Though he came out of the theater – he attended Yale Drama and the Actors Studio and directed on Broadway – his greatest impact was in opera: he was renowned (and occasionally infamous) for his daring interpretations and the high level of acting he drew from singers, especially at New York City Opera during its glory years.
The four-episode adaptation by Kenneth Lonergan of E.M. Forster’s novel has drawn plaudits from critics and high viewership, but many viewers have complained that the “most intrusive and dominating” music (as one irate Twitterer put it) frequently drowns out the dialogue. This seems to be a sound mixing problem rather than a musical one, and it evidently is not a new one for the network.
A reporter and cameraman for the Swiss public broadcaster RTS say they were arrested while taking images at an open-air market of migrant workers like those who built the museum. The pair were separated, blindfolded, and interrogated for up to ten hours at a time about the nature of their reporting on the migrants; their equipment was confiscated and has still not been returned.
Jacques Pauw’s The President’s Keepers, an account of corruption, coercion and violence at the heart of Jacob Zuma’s administration, has become the fastest-selling book in South Africa since Nielsen began tracking sales there – thanks in no small part to the government’s Streisand-Effect attempts to suppress the book. Now the country’s State Security Agency has reportedly filed criminal complaints against Pauw for “unlawful publication of classified information.”
Sally Greene, who hired Spacey as the theatre’s artistic director, “said it made her ‘sick to the stomach’ to think people may have suffered harassment or abuse [there]. The theatre is facing questions about how much was known among management and trustees about Spacey’s alleged behaviour during his 11 years in charge. Former employees have described it as an open secret.

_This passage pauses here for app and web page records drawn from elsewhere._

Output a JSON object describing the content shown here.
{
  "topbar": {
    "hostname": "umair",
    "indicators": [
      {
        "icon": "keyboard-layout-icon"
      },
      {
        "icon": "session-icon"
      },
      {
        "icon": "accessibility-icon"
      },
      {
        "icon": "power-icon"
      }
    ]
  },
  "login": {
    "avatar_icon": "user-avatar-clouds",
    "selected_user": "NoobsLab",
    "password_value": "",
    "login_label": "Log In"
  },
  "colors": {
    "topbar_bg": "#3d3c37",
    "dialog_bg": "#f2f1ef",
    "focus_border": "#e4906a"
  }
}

“The organization announced the inaugural Bridge Award on Monday, granting $10,000 to a playwright who has served in the military for the production of a new play.” This year’s judge: Suzan-Lori Parks.
Long Overdue: Women Artists In 19th Century Paris
The exhibition entitled Her Paris: Women Artists in the Age of Impressionism, which debuted recently at the Denver Art Museum, is long overdue. It has been ten years in the making, the brainchild of independent … read more
AJBlog: Real Clear Arts Published 2017-11-12
Garth Fagan Dance comes from Rochester to the Joyce Theater, November 7 through 12. … read more
AJBlog: Dancebeat Published 2017-11-12
Justin Davidson: “Widely mocked and grudgingly admired, the emblematic tower of the postmodern age made its pop-culture debut as a scale model that its maker held aloft like a trophy on the cover of Time in 1979.”
The broadened, democratic use of the word “curating” seems in part to reflect our growing need to impose order and organization on the busy, buzzing abundance that surrounds us. It also suggests the ways that we are increasingly using social media to put ourselves on display, making ourselves into spectacles.